### Try it
For the listing below, state how many lines include "text". The number alone is the answer.
━━━
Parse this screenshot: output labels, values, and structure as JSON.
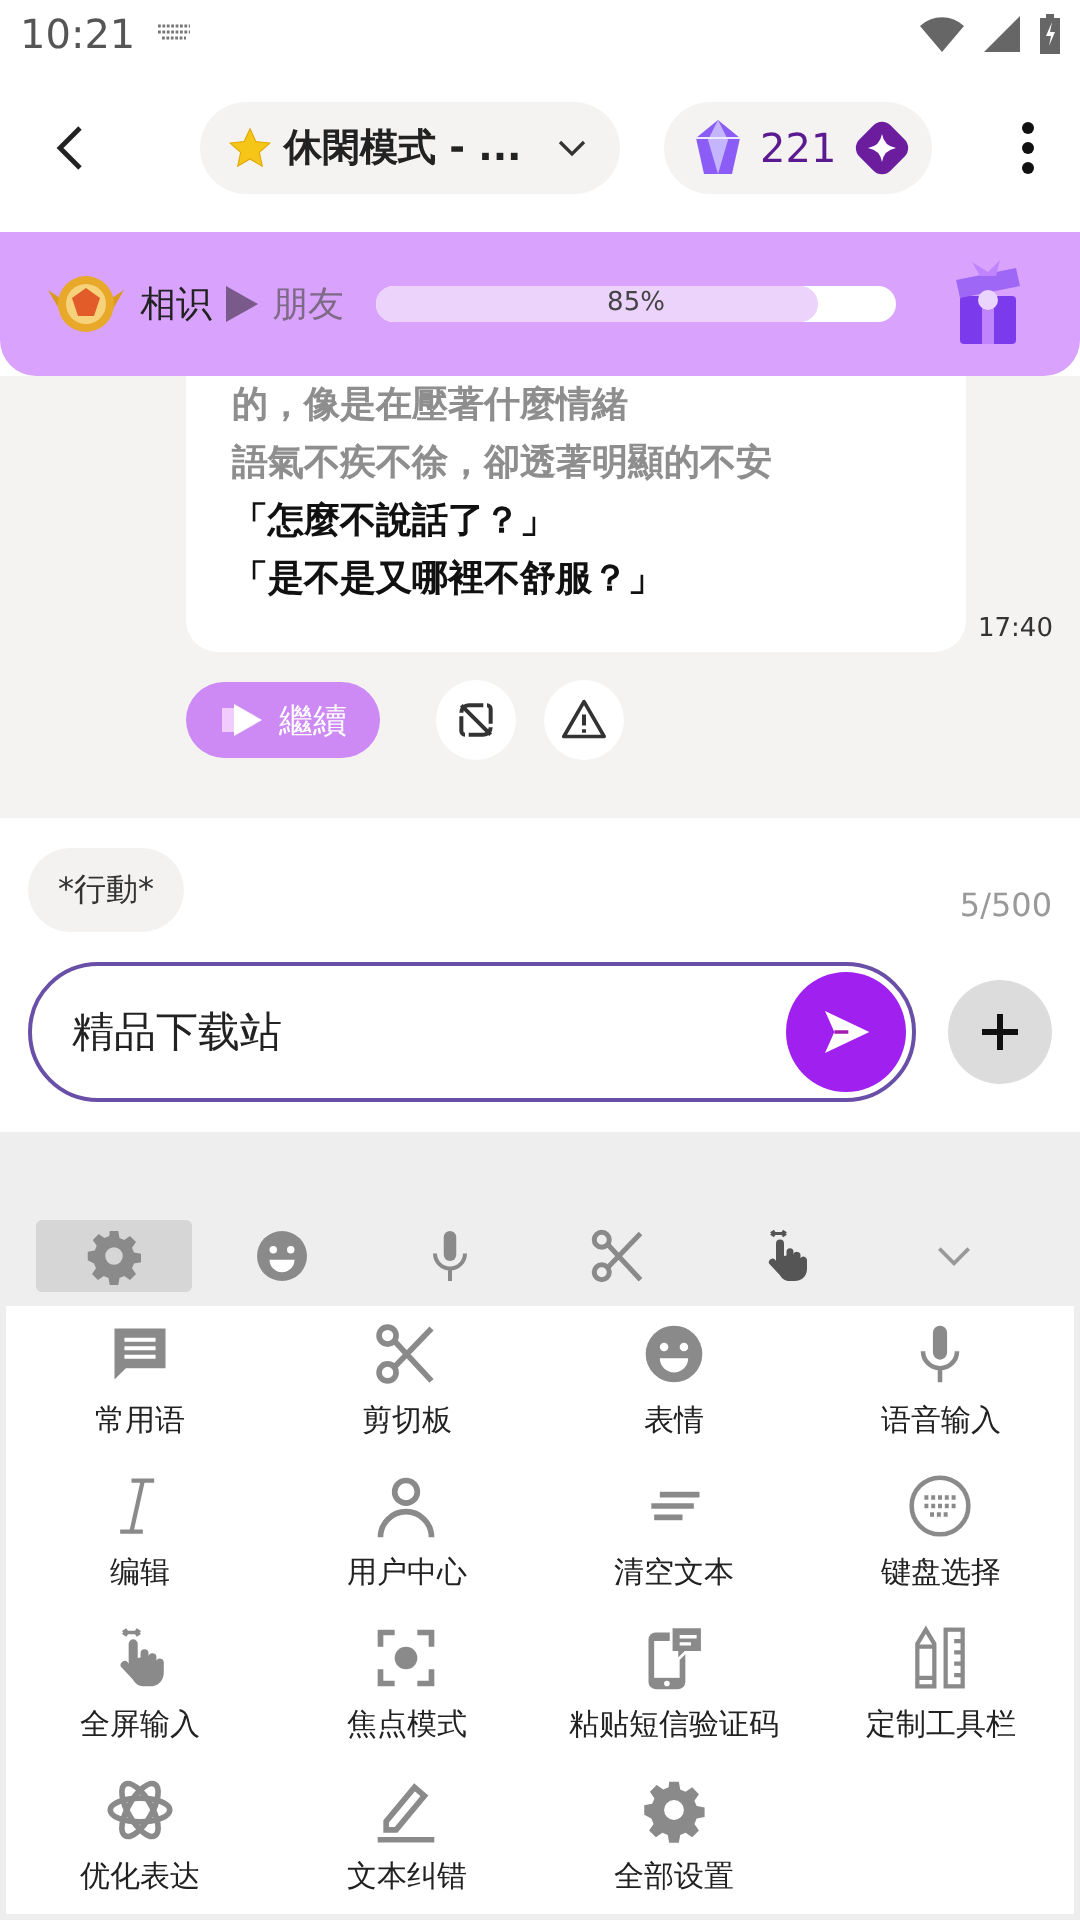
{
  "status_bar": {
    "time": "10:21"
  },
  "header": {
    "mode": "休閑模式 - ...",
    "gems": "221"
  },
  "relationship": {
    "current": "相识",
    "next": "朋友",
    "level": 0.85,
    "reading": "85%"
  },
  "message": {
    "lines": [
      {
        "kind": "narration",
        "text": "的，像是在壓著什麼情緒"
      },
      {
        "kind": "narration",
        "text": "語氣不疾不徐，卻透著明顯的不安"
      },
      {
        "kind": "dialogue",
        "text": "「怎麼不說話了？」"
      },
      {
        "kind": "dialogue",
        "text": "「是不是又哪裡不舒服？」"
      }
    ],
    "time": "17:40",
    "continue_label": "繼續"
  },
  "composer": {
    "chip": "*行動*",
    "counter": "5/500",
    "value": "精品下载站"
  },
  "keyboard_toolbar": [
    {
      "selected": true
    },
    {
      "selected": false
    },
    {
      "selected": false
    },
    {
      "selected": false
    },
    {
      "selected": false
    }
  ],
  "tools": [
    {
      "label": "常用语"
    },
    {
      "label": "剪切板"
    },
    {
      "label": "表情"
    },
    {
      "label": "语音输入"
    },
    {
      "label": "编辑"
    },
    {
      "label": "用户中心"
    },
    {
      "label": "清空文本"
    },
    {
      "label": "键盘选择"
    },
    {
      "label": "全屏输入"
    },
    {
      "label": "焦点模式"
    },
    {
      "label": "粘贴短信验证码"
    },
    {
      "label": "定制工具栏"
    },
    {
      "label": "优化表达"
    },
    {
      "label": "文本纠错"
    },
    {
      "label": "全部设置"
    }
  ]
}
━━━
### Finished task
4